◆ Stored data ◆
§

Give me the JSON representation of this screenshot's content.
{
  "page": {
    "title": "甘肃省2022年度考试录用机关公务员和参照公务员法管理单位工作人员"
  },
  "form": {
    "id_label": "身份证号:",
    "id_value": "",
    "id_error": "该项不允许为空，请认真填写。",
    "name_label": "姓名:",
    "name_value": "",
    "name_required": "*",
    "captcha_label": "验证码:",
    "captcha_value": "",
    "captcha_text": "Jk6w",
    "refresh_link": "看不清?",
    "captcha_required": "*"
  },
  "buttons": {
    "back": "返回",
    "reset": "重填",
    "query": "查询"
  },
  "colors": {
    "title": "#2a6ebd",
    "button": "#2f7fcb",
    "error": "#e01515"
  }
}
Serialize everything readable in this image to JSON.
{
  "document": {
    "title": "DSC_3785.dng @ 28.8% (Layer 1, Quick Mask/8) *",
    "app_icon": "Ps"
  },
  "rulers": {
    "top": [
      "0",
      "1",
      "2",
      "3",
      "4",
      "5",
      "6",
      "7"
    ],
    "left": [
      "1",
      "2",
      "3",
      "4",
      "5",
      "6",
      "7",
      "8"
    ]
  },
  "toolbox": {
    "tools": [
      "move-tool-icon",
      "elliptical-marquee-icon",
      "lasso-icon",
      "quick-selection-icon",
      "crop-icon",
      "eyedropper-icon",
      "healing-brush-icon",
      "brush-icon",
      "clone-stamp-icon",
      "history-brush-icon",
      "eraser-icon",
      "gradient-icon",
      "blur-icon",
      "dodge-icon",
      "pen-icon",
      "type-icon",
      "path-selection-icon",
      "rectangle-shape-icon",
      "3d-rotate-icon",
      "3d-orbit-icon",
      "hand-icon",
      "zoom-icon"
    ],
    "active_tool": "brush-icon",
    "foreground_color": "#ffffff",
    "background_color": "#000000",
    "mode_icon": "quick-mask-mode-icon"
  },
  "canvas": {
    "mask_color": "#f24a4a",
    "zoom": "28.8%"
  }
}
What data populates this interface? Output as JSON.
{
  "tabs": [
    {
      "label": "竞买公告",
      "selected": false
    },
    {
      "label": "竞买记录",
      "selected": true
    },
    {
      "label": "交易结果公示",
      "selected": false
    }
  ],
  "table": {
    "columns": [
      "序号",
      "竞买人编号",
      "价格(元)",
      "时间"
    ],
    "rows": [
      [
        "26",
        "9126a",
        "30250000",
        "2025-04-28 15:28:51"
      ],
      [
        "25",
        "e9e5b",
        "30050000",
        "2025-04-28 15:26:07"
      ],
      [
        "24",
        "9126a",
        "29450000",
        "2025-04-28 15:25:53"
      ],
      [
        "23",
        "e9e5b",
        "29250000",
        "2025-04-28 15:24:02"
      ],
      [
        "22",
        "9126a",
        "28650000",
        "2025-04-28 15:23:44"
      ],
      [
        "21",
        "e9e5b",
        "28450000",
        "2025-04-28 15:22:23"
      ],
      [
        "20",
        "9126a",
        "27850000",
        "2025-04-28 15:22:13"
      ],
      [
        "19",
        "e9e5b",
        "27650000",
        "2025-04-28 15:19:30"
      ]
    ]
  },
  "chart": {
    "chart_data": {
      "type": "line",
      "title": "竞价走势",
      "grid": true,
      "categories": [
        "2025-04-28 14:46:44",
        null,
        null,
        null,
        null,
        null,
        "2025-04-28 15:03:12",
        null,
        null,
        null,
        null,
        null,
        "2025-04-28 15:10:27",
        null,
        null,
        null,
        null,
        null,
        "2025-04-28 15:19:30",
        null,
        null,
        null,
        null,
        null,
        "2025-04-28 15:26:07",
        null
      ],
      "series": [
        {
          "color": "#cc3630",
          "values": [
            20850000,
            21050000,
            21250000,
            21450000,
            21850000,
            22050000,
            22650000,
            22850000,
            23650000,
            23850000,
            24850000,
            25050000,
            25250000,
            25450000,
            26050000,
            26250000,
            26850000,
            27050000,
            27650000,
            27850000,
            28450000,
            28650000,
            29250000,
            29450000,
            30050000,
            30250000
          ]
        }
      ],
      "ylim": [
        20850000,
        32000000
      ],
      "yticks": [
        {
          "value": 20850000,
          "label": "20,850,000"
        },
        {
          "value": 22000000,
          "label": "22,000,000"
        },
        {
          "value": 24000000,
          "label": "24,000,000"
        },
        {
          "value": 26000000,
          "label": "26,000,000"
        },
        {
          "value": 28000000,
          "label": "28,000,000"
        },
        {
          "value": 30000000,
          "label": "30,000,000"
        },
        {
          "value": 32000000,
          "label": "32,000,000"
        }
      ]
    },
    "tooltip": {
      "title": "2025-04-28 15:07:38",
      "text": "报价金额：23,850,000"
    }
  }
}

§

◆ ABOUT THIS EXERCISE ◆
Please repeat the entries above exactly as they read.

◆ RESPONSE ◆
Give me the JSON representation of this screenshot's content.
{
  "page": {
    "title": "甘肃省2022年度考试录用机关公务员和参照公务员法管理单位工作人员"
  },
  "form": {
    "id_label": "身份证号:",
    "id_value": "",
    "id_error": "该项不允许为空，请认真填写。",
    "name_label": "姓名:",
    "name_value": "",
    "name_required": "*",
    "captcha_label": "验证码:",
    "captcha_value": "",
    "captcha_text": "Jk6w",
    "refresh_link": "看不清?",
    "captcha_required": "*"
  },
  "buttons": {
    "back": "返回",
    "reset": "重填",
    "query": "查询"
  },
  "colors": {
    "title": "#2a6ebd",
    "button": "#2f7fcb",
    "error": "#e01515"
  }
}
Serialize everything readable in this image to JSON.
{
  "document": {
    "title": "DSC_3785.dng @ 28.8% (Layer 1, Quick Mask/8) *",
    "app_icon": "Ps"
  },
  "rulers": {
    "top": [
      "0",
      "1",
      "2",
      "3",
      "4",
      "5",
      "6",
      "7"
    ],
    "left": [
      "1",
      "2",
      "3",
      "4",
      "5",
      "6",
      "7",
      "8"
    ]
  },
  "toolbox": {
    "tools": [
      "move-tool-icon",
      "elliptical-marquee-icon",
      "lasso-icon",
      "quick-selection-icon",
      "crop-icon",
      "eyedropper-icon",
      "healing-brush-icon",
      "brush-icon",
      "clone-stamp-icon",
      "history-brush-icon",
      "eraser-icon",
      "gradient-icon",
      "blur-icon",
      "dodge-icon",
      "pen-icon",
      "type-icon",
      "path-selection-icon",
      "rectangle-shape-icon",
      "3d-rotate-icon",
      "3d-orbit-icon",
      "hand-icon",
      "zoom-icon"
    ],
    "active_tool": "brush-icon",
    "foreground_color": "#ffffff",
    "background_color": "#000000",
    "mode_icon": "quick-mask-mode-icon"
  },
  "canvas": {
    "mask_color": "#f24a4a",
    "zoom": "28.8%"
  }
}
What data populates this interface? Output as JSON.
{
  "tabs": [
    {
      "label": "竞买公告",
      "selected": false
    },
    {
      "label": "竞买记录",
      "selected": true
    },
    {
      "label": "交易结果公示",
      "selected": false
    }
  ],
  "table": {
    "columns": [
      "序号",
      "竞买人编号",
      "价格(元)",
      "时间"
    ],
    "rows": [
      [
        "26",
        "9126a",
        "30250000",
        "2025-04-28 15:28:51"
      ],
      [
        "25",
        "e9e5b",
        "30050000",
        "2025-04-28 15:26:07"
      ],
      [
        "24",
        "9126a",
        "29450000",
        "2025-04-28 15:25:53"
      ],
      [
        "23",
        "e9e5b",
        "29250000",
        "2025-04-28 15:24:02"
      ],
      [
        "22",
        "9126a",
        "28650000",
        "2025-04-28 15:23:44"
      ],
      [
        "21",
        "e9e5b",
        "28450000",
        "2025-04-28 15:22:23"
      ],
      [
        "20",
        "9126a",
        "27850000",
        "2025-04-28 15:22:13"
      ],
      [
        "19",
        "e9e5b",
        "27650000",
        "2025-04-28 15:19:30"
      ]
    ]
  },
  "chart": {
    "chart_data": {
      "type": "line",
      "title": "竞价走势",
      "grid": true,
      "categories": [
        "2025-04-28 14:46:44",
        null,
        null,
        null,
        null,
        null,
        "2025-04-28 15:03:12",
        null,
        null,
        null,
        null,
        null,
        "2025-04-28 15:10:27",
        null,
        null,
        null,
        null,
        null,
        "2025-04-28 15:19:30",
        null,
        null,
        null,
        null,
        null,
        "2025-04-28 15:26:07",
        null
      ],
      "series": [
        {
          "color": "#cc3630",
          "values": [
            20850000,
            21050000,
            21250000,
            21450000,
            21850000,
            22050000,
            22650000,
            22850000,
            23650000,
            23850000,
            24850000,
            25050000,
            25250000,
            25450000,
            26050000,
            26250000,
            26850000,
            27050000,
            27650000,
            27850000,
            28450000,
            28650000,
            29250000,
            29450000,
            30050000,
            30250000
          ]
        }
      ],
      "ylim": [
        20850000,
        32000000
      ],
      "yticks": [
        {
          "value": 20850000,
          "label": "20,850,000"
        },
        {
          "value": 22000000,
          "label": "22,000,000"
        },
        {
          "value": 24000000,
          "label": "24,000,000"
        },
        {
          "value": 26000000,
          "label": "26,000,000"
        },
        {
          "value": 28000000,
          "label": "28,000,000"
        },
        {
          "value": 30000000,
          "label": "30,000,000"
        },
        {
          "value": 32000000,
          "label": "32,000,000"
        }
      ]
    },
    "tooltip": {
      "title": "2025-04-28 15:07:38",
      "text": "报价金额：23,850,000"
    }
  }
}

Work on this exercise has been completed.